BOISE - As Idaho moves toward transferring hundreds of state-owned cabin sites on scenic Priest Lake to private owners through land exchanges or auctions, the state wants to protect the value of the land - and nearby state endowment land - through restrictive covenants.
Most Priest Lake cabin owners who now own their cabins, but not the land, are on board with the idea, but some are objecting.
“We don’t want them,” declared cabin owner Tom Wielgos in a letter to the Idaho State Land Board, decrying the “bureaucracy” that would come with restrictions enforced by a homeowner’s association. An anonymous emailer questioned whether the restrictions would violate “fundamental freedoms.”
Those restrictions would keep in place current regulations limiting the sites to single-family homes, rather than condos, resorts or commercial development; ban mobile homes; require earth tones and “unobtrusive” construction; and require erosion control and defensible space to cut wildfire risk. The association also would oversee road maintenance.
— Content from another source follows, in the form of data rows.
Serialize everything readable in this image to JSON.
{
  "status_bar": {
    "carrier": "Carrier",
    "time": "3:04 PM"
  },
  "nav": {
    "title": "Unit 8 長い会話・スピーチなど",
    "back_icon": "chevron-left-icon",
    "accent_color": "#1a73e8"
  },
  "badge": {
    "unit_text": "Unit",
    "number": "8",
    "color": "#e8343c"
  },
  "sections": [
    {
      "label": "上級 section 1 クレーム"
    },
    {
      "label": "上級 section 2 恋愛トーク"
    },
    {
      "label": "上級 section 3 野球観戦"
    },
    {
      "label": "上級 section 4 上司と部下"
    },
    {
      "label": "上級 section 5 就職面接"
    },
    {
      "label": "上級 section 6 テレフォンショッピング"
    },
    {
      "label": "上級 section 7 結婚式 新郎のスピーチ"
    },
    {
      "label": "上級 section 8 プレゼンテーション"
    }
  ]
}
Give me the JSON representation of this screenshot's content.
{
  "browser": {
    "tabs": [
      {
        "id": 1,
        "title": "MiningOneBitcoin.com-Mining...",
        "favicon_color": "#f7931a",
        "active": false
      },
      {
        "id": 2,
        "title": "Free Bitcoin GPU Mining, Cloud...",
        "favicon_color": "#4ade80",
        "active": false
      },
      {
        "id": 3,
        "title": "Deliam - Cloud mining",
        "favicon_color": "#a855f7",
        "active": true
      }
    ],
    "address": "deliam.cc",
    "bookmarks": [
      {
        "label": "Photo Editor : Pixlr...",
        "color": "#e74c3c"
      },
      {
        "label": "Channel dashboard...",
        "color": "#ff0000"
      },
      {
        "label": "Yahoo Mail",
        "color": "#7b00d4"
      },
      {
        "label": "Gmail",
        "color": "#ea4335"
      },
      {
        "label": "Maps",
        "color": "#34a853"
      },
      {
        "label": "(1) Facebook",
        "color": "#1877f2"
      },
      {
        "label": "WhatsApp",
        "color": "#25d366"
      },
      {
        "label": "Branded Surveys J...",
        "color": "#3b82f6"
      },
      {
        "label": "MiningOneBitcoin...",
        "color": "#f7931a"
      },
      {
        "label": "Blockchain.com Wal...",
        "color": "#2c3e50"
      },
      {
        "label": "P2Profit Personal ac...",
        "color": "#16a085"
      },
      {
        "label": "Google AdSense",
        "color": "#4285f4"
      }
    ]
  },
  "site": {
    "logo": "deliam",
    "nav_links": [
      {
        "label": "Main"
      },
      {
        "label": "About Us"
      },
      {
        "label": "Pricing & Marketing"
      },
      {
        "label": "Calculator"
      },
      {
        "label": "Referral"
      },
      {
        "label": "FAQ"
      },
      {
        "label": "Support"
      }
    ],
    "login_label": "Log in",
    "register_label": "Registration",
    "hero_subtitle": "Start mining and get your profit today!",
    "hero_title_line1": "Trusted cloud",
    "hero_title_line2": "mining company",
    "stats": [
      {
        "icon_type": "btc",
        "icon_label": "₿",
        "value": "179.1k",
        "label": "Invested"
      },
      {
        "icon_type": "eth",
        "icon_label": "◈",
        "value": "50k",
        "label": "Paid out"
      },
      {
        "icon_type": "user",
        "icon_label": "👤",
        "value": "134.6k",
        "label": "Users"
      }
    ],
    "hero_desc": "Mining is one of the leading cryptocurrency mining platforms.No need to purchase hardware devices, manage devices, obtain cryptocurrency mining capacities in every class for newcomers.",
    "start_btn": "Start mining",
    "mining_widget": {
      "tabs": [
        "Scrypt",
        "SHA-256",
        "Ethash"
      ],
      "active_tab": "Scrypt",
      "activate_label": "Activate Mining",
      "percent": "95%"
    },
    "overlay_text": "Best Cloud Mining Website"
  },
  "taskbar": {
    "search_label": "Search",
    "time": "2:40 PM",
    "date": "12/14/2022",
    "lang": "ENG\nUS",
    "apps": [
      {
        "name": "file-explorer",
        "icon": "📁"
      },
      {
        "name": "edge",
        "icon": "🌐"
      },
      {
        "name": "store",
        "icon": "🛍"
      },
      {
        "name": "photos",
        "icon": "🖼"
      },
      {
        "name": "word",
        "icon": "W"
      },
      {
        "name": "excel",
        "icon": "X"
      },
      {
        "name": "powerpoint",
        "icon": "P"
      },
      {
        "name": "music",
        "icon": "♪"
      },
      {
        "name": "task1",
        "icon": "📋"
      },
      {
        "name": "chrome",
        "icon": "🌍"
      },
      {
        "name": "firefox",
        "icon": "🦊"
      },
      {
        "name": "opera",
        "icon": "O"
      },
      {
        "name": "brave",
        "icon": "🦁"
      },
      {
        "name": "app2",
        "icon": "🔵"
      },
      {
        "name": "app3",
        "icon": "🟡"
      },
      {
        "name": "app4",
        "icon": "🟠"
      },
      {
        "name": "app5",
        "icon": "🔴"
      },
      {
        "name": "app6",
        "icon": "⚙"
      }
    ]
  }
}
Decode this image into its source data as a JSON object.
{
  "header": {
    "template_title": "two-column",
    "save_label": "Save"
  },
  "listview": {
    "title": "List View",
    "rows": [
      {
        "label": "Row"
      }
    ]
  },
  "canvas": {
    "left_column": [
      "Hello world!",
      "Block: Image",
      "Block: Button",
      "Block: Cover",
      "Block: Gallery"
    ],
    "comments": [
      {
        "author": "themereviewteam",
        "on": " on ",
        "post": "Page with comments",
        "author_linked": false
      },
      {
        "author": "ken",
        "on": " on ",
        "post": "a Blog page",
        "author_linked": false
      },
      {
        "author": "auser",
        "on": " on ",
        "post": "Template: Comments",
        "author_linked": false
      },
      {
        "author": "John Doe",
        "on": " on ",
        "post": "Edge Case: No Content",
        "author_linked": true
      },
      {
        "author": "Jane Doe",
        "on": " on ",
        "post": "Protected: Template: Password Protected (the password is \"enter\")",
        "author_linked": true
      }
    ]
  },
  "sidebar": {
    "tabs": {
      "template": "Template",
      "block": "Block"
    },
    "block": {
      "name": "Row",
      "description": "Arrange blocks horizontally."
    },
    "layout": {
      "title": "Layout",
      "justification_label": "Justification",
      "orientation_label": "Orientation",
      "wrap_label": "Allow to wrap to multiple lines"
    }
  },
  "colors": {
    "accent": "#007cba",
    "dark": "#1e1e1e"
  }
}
“We recognize that a very minor percentage of Priest Lake lessees may not understand nor appreciate the importance of putting restrictions on the cottage sites,” said Denny Christenson, president of the Priest Lake State Lessees Association, who told the Land Board on Tuesday that his group represents 312 of the 354 lessees. “The failure to do so could be catastrophic to the long-term beauty and character of one of Idaho’s true treasures.”
Restrictive covenants aren’t being proposed for similar cabin sites on Payette Lake to the south, but that’s because those cabin sites are within the McCall city area of impact, subjecting them to restrictive zoning regulations. That’s not true of the Priest Lake sites, where Bonner County’s current zoning regulations could permit a variety of changes if the land became privately owned.
Several Lands Department officials met with state Sen. Shawn Keough, R-Sandpoint, in April, and in a follow-up letter, department Deputy Director Kathy Opp wrote that restrictive covenants would be imposed in the 15 neighborhoods of Priest Lake cabins only if 100 percent of residents in each neighborhood want them.
However, Opp told the board on Tuesday that the question is a policy decision that the board, consisting of the state’s top elected officials, should decide; that’s what lawyers have advised the department.
“As a matter of law, there is no requirement to include Covenants, Conditions and Restrictions,” Deputy Attorney General Clive Strong told the board. “But as a matter of policy, it is the policy choice of this board.”
Christenson said 100 percent agreement among cabin owners would be “an impossible threshold to attain, for all but the very smallest of neighborhoods. … We are opposed to it. It alone would prevent our objective to maintain the existing character and land values of the lake.”
Gov. Butch Otter, who chairs the Land Board, said, “There’s obviously some resistance to this. And before I impose any late-day imposition on lessees or anybody that owns property, I’d like to be fairly certain that I had the authority to do that.”
He requested a formal legal opinion from Idaho Attorney General Lawrence Wasden, who said he can deliver one within a week. The Land Board then will hold a special meeting to decide on the covenants and restrictions; owners in each neighborhood could make future changes to the restrictions by a two-thirds vote.
Christenson, who like many of the cabin owners is from Spokane, said, “We’re happy that the state’s been working with us. It’s unfortunate the state had to go to this much effort to deal with this situation, but it’s needed to address the concerns of all the lessees.”